Countless thousands of prions have died in a phenomenon the Department of Conservation is calling a "seabird wreck."
DOC is caring for more than a hundred weak and weary seabirds at its New Plymouth headquarters but thousands more were found washed up dead on Taranaki beaches.
Marine supervisor Bryan Williams said DOC was inundated with the disoriented and distressed birds, which are being kept in cardboard boxes, on Wednesday.
Mr Williams said DOC staff scoured beaches at low tide yesterday and found more than 3500 dead birds.
The majority of the birds are broad-billed prions with some Antarctic prions, thin-billed prions and the odd diving petrel.
"At this time of the year they come into the Tasman Sea to feed. It is unusual for people to see them because they are always well off-shore," Mr Williams said.
DOC staff and members of the public had been picking the birds up from right along the Taranaki coast.
"They had been rolling around in the surf and some of them had swallowed quite a bit of sand," he said.
The strong westerly winds were causing havoc for the birds.
"The birds start to get weak, so they just drift with the wind flow."
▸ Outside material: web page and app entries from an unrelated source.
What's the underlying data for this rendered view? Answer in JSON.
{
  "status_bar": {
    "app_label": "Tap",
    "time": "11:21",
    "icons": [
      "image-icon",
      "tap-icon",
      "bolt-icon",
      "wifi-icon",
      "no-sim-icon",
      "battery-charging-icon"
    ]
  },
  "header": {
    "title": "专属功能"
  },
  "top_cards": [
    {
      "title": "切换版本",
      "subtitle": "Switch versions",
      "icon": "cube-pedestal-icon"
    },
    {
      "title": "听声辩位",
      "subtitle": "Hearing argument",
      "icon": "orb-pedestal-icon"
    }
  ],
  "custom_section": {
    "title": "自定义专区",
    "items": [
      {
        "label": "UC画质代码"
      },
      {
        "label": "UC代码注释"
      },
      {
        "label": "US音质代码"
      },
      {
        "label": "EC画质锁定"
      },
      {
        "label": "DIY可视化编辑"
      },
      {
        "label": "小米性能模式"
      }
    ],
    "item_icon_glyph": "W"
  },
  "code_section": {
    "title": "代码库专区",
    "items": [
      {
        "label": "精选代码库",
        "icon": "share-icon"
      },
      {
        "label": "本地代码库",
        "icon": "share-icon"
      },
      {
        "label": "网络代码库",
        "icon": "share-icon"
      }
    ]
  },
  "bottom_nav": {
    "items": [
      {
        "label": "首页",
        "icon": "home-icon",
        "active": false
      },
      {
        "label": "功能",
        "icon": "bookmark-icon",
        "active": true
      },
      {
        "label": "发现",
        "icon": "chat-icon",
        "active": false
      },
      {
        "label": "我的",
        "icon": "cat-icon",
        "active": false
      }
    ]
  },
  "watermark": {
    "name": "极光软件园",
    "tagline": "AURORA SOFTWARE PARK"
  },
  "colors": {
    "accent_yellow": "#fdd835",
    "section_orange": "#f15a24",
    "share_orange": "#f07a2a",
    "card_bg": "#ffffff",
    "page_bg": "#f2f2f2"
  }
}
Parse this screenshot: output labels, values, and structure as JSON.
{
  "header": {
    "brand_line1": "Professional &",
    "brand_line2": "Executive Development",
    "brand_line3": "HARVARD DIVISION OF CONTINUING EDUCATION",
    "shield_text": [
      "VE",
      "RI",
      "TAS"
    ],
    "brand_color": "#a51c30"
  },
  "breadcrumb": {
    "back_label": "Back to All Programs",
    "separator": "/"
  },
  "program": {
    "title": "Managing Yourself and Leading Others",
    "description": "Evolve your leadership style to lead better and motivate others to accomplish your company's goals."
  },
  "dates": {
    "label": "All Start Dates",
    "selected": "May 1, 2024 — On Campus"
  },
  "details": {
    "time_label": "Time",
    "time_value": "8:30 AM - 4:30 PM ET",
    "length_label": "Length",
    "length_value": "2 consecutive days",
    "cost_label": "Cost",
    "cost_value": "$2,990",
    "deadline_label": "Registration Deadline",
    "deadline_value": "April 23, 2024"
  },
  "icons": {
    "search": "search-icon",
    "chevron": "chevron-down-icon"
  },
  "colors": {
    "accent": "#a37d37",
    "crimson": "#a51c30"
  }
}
The birds were being cleaned and fed a mixture of sardines and water by DOC staff to help them recuperate before they will be released when the winds ease.
"We will continue to feed them until we can get the right conditions to take them back out to sea. Once they get out to sea they will be alright," Mr Williams said.
"They're mostly in good condition – until they were washed ashore they have been feeding quite well."
The situation was not unique to Taranaki – the Kapiti SPCA has had more than 500 birds dropped off to its shelter this week.
Ornithological Society New Plymouth member David Medway said the strong westerly winds had created the bird wreck which stretched the whole west coast of New Zealand.
"It's an unusual phenomena but it's a natural phenomena," Mr Medway said.
Seabird wrecks were unusual, especially on this scale, he said.
The last time a big one like this occurred was in 1974, he said.
Broad-billed prions, which nest mainly on the Chatham Islands, spend long periods of time at sea, he said.
"These birds are at sea a lot of the time and they have to battle those elements 24 hours a day."
And the ones that washed up on shore were only a small minority of the actual death count, he said. "For every one that gets wrecked on land, God knows how many get wrecked at sea."
They were an abundant species and such a sizeable wreck would not affect the species population too much, he said.
It was quite uncommon to see broad-billed prions on New Zealand shores which made them a special sight for ornithologists.
A small seabird with the largest prion variety having a wingspan of up to 66cm and a body length of 30cm.
Social birds which nest in burrows.
They feed using a technique called hydroplaning, where the bird flies with its bill in the water and skims the surface.
Both parents incubate the egg for 50 days, and then spend another 50 days raising the chick.
Taranaki Daily News